I worked in TMC WA, and ran or designed/built dozens of R&D projects - all manner of things.
The original intent with crossbar exchanges was that the electronic cards (e.g., MFC equipment) would be sent back to Ericsson for repair. However as the crossbar rollout progressed, and thus the volume of faulty electronic cards grew, the PMG/Telecom had problems with Ericsson. Their turn around was slow and cards often came back still faulty. Also, some cards, doing things required in our network that Ericsson Sweden had not anticipated, were designed by EDC, and I guess Ericsson didn't want to know about them.
Consequently, I and some colleagues were asked to set up a telephone exchange circuit board repair centre in Perth. Due to the volume of board types coming in for repair (let's face it, both Ericsson and EDC-designed boards were designed and built to the most abysmal quality standards), we did it on a semi-production line basis. We had jigs for each board type - plug in a board, and the jig's meters & lights would tell you what was wrong. I designed and built a lot of those jigs.

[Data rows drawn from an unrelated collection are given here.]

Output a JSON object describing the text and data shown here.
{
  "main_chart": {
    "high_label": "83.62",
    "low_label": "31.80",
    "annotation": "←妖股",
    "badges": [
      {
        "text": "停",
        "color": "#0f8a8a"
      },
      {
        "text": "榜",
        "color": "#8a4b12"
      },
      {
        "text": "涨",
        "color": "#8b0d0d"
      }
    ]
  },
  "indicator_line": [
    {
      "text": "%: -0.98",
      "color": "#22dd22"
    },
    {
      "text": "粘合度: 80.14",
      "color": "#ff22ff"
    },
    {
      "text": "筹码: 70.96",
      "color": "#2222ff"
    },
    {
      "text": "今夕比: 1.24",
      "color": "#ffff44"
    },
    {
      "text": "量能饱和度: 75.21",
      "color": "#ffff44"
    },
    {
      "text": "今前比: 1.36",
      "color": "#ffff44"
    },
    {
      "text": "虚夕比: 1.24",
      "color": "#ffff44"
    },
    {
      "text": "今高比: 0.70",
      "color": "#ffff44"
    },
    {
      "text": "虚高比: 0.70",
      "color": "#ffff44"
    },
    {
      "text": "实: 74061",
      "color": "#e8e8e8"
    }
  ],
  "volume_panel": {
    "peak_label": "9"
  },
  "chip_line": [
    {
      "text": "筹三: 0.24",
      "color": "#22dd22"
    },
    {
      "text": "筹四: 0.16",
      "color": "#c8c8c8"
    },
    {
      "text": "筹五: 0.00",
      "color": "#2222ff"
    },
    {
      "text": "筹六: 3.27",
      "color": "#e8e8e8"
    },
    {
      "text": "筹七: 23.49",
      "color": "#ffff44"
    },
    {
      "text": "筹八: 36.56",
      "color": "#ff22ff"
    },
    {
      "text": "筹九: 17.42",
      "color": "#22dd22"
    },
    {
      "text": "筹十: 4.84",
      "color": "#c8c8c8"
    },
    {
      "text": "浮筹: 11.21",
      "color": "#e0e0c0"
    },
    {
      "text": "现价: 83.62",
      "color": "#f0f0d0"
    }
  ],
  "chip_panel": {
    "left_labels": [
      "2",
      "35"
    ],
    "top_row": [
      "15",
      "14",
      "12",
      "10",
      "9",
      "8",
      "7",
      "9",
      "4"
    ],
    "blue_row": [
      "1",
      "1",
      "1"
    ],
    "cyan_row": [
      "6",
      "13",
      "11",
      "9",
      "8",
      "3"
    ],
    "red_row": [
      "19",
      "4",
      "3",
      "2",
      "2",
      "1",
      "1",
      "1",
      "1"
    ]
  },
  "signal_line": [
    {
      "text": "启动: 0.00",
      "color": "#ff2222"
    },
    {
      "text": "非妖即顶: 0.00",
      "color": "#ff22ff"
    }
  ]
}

About the most common fault on Ericsson-manufactured circuit boards was faulty electrolytic capacitors. This was partly because they always used 63 VW capacitors even when they had only a few volts on them (electrolytic capacitors require a "working voltage" to maintain the dielectric layer), and partly because they used their own brand capacitor, which was the worst in the industry. We replaced them with Japanese Elna capacitors, or, sometimes, Philips capacitors. Those old Elna capacitors were very good. I'm still using stereo equipment and test gear I built at home in the 1970's using Elna electrolytics, and they've never gone faulty. The Philips capacitors were pretty damm good too. I have some I purchased for my electronics hobby when I was still at school (1960's), and they still test good. Ducon brand was disgusting.
Pretty soon, after our crossbar PCB repair facility had been established, we got a nasty memo from EDC, telling us we were bad boys for using cheap consumer grade capacitors instead of qualified/certified/approved industrial or military grade parts. Backed by our experience, we naturally replied "Prove there is a better option, otherwise get stuffed." Well, words to that effect anyway.
About a year went past. Then I got a personally delivered copy of a report done by EDC. They had, with the assistance of TRL, done an accelerated life test of various brands of electrolytic capacitors. They had temperature cycled them, applied voltage & current stress cycles, vibration tested them, pulled them apart, and examined them microscopically - a quite thorough job. They only tested certified industrial and military grade capacitors, and did not test any consumer grade parts. But they did show that the Ericsson brand was not the best. One of the very best in the tests was a particular type of Philips capacitor - not the "consumer grade" ones we had been using.
I thought, well, as the report shows which is best, I might as well be a good boy and do what I'm told by the TRL and EDC experts. So I rang up Elcoma (the local agents for Philips electronic parts) and enquired about price and availability of the relevant part numbers. The Elcoma chap said he had not heard of those part numbers, and they were not in the catalogue. I explained that these were high-reliability parts that TRL/EDC had tested, and had told us to use. He then said, "Ok I'll telex Holland and find out the score."
A few days later, the Elcoma man rang me back. He said "I have a telex reply from Holland. The capacitor you want was withdrawn from production three years ago. They were able to fill an order about a year ago for Telecom Research Melbourne from stock on hand. No stock is left. These capacitors were introduced some years ago for applications requiring higher reliability and longer life than the then standard production capacitors. But they have been withdrawn, as improvements in standard production since then have meant that the standard capacitor now has reliability and life better than the former special production."